Start of Exercise data

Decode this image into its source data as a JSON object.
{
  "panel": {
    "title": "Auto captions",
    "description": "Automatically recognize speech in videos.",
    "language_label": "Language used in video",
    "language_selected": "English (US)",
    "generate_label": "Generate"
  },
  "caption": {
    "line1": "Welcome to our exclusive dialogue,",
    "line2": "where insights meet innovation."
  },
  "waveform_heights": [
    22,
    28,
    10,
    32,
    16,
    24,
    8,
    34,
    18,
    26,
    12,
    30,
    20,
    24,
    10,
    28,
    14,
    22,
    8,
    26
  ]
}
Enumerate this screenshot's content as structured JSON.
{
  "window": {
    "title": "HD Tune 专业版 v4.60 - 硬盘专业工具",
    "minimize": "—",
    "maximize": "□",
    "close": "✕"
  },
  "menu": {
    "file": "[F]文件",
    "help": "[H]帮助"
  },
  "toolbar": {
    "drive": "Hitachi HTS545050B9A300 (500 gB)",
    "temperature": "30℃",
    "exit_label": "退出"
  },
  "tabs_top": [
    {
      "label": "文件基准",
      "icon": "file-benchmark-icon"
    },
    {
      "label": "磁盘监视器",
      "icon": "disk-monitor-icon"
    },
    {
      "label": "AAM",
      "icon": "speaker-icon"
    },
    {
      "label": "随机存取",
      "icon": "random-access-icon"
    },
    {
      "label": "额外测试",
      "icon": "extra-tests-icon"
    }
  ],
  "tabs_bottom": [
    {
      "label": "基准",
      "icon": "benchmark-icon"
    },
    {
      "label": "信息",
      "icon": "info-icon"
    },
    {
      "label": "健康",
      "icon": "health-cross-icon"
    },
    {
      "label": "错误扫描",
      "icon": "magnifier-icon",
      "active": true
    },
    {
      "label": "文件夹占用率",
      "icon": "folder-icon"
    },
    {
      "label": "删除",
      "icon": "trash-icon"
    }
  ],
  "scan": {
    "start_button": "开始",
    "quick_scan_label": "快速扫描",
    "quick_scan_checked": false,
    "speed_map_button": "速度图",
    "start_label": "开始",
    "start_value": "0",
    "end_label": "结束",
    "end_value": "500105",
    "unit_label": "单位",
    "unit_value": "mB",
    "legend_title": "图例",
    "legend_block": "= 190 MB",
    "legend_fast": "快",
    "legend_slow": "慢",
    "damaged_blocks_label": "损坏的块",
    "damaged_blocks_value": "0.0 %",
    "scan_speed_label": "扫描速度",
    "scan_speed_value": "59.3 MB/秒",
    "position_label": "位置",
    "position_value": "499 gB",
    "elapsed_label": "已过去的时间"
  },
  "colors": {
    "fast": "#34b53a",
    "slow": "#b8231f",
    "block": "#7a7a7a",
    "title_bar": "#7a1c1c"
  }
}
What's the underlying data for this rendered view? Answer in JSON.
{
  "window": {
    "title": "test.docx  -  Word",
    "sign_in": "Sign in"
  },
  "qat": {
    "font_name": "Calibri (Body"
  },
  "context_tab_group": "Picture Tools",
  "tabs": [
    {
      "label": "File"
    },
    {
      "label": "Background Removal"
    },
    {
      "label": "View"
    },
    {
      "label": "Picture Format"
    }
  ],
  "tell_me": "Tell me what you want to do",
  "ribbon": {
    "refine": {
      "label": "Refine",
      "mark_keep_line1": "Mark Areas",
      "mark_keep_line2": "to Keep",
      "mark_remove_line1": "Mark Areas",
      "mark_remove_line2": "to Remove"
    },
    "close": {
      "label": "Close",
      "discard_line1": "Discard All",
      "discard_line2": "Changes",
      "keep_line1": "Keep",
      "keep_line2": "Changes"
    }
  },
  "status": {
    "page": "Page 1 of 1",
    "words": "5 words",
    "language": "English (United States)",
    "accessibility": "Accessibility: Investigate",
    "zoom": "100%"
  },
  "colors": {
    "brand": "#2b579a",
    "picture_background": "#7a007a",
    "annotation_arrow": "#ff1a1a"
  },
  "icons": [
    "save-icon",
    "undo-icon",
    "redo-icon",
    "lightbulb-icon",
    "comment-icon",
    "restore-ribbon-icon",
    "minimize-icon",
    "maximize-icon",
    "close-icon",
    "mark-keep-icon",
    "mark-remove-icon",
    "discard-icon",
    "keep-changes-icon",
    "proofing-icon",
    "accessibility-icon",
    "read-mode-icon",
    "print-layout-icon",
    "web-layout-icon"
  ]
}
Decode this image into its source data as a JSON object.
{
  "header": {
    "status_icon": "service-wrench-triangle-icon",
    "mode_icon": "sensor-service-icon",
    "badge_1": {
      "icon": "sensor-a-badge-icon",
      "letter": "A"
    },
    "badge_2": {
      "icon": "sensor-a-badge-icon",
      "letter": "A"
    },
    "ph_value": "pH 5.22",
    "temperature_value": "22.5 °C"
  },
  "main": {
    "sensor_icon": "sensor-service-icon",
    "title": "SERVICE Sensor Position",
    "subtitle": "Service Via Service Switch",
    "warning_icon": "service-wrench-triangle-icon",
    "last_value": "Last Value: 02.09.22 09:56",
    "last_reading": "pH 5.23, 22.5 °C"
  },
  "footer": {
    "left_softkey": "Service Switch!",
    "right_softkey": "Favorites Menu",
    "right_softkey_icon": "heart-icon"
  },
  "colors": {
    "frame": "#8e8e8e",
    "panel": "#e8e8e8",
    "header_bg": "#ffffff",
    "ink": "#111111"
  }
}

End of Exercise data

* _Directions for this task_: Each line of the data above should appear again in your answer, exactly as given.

* _Answer for this exercise_:
Decode this image into its source data as a JSON object.
{
  "panel": {
    "title": "Auto captions",
    "description": "Automatically recognize speech in videos.",
    "language_label": "Language used in video",
    "language_selected": "English (US)",
    "generate_label": "Generate"
  },
  "caption": {
    "line1": "Welcome to our exclusive dialogue,",
    "line2": "where insights meet innovation."
  },
  "waveform_heights": [
    22,
    28,
    10,
    32,
    16,
    24,
    8,
    34,
    18,
    26,
    12,
    30,
    20,
    24,
    10,
    28,
    14,
    22,
    8,
    26
  ]
}
Enumerate this screenshot's content as structured JSON.
{
  "window": {
    "title": "HD Tune 专业版 v4.60 - 硬盘专业工具",
    "minimize": "—",
    "maximize": "□",
    "close": "✕"
  },
  "menu": {
    "file": "[F]文件",
    "help": "[H]帮助"
  },
  "toolbar": {
    "drive": "Hitachi HTS545050B9A300 (500 gB)",
    "temperature": "30℃",
    "exit_label": "退出"
  },
  "tabs_top": [
    {
      "label": "文件基准",
      "icon": "file-benchmark-icon"
    },
    {
      "label": "磁盘监视器",
      "icon": "disk-monitor-icon"
    },
    {
      "label": "AAM",
      "icon": "speaker-icon"
    },
    {
      "label": "随机存取",
      "icon": "random-access-icon"
    },
    {
      "label": "额外测试",
      "icon": "extra-tests-icon"
    }
  ],
  "tabs_bottom": [
    {
      "label": "基准",
      "icon": "benchmark-icon"
    },
    {
      "label": "信息",
      "icon": "info-icon"
    },
    {
      "label": "健康",
      "icon": "health-cross-icon"
    },
    {
      "label": "错误扫描",
      "icon": "magnifier-icon",
      "active": true
    },
    {
      "label": "文件夹占用率",
      "icon": "folder-icon"
    },
    {
      "label": "删除",
      "icon": "trash-icon"
    }
  ],
  "scan": {
    "start_button": "开始",
    "quick_scan_label": "快速扫描",
    "quick_scan_checked": false,
    "speed_map_button": "速度图",
    "start_label": "开始",
    "start_value": "0",
    "end_label": "结束",
    "end_value": "500105",
    "unit_label": "单位",
    "unit_value": "mB",
    "legend_title": "图例",
    "legend_block": "= 190 MB",
    "legend_fast": "快",
    "legend_slow": "慢",
    "damaged_blocks_label": "损坏的块",
    "damaged_blocks_value": "0.0 %",
    "scan_speed_label": "扫描速度",
    "scan_speed_value": "59.3 MB/秒",
    "position_label": "位置",
    "position_value": "499 gB",
    "elapsed_label": "已过去的时间"
  },
  "colors": {
    "fast": "#34b53a",
    "slow": "#b8231f",
    "block": "#7a7a7a",
    "title_bar": "#7a1c1c"
  }
}
What's the underlying data for this rendered view? Answer in JSON.
{
  "window": {
    "title": "test.docx  -  Word",
    "sign_in": "Sign in"
  },
  "qat": {
    "font_name": "Calibri (Body"
  },
  "context_tab_group": "Picture Tools",
  "tabs": [
    {
      "label": "File"
    },
    {
      "label": "Background Removal"
    },
    {
      "label": "View"
    },
    {
      "label": "Picture Format"
    }
  ],
  "tell_me": "Tell me what you want to do",
  "ribbon": {
    "refine": {
      "label": "Refine",
      "mark_keep_line1": "Mark Areas",
      "mark_keep_line2": "to Keep",
      "mark_remove_line1": "Mark Areas",
      "mark_remove_line2": "to Remove"
    },
    "close": {
      "label": "Close",
      "discard_line1": "Discard All",
      "discard_line2": "Changes",
      "keep_line1": "Keep",
      "keep_line2": "Changes"
    }
  },
  "status": {
    "page": "Page 1 of 1",
    "words": "5 words",
    "language": "English (United States)",
    "accessibility": "Accessibility: Investigate",
    "zoom": "100%"
  },
  "colors": {
    "brand": "#2b579a",
    "picture_background": "#7a007a",
    "annotation_arrow": "#ff1a1a"
  },
  "icons": [
    "save-icon",
    "undo-icon",
    "redo-icon",
    "lightbulb-icon",
    "comment-icon",
    "restore-ribbon-icon",
    "minimize-icon",
    "maximize-icon",
    "close-icon",
    "mark-keep-icon",
    "mark-remove-icon",
    "discard-icon",
    "keep-changes-icon",
    "proofing-icon",
    "accessibility-icon",
    "read-mode-icon",
    "print-layout-icon",
    "web-layout-icon"
  ]
}
Decode this image into its source data as a JSON object.
{
  "header": {
    "status_icon": "service-wrench-triangle-icon",
    "mode_icon": "sensor-service-icon",
    "badge_1": {
      "icon": "sensor-a-badge-icon",
      "letter": "A"
    },
    "badge_2": {
      "icon": "sensor-a-badge-icon",
      "letter": "A"
    },
    "ph_value": "pH 5.22",
    "temperature_value": "22.5 °C"
  },
  "main": {
    "sensor_icon": "sensor-service-icon",
    "title": "SERVICE Sensor Position",
    "subtitle": "Service Via Service Switch",
    "warning_icon": "service-wrench-triangle-icon",
    "last_value": "Last Value: 02.09.22 09:56",
    "last_reading": "pH 5.23, 22.5 °C"
  },
  "footer": {
    "left_softkey": "Service Switch!",
    "right_softkey": "Favorites Menu",
    "right_softkey_icon": "heart-icon"
  },
  "colors": {
    "frame": "#8e8e8e",
    "panel": "#e8e8e8",
    "header_bg": "#ffffff",
    "ink": "#111111"
  }
}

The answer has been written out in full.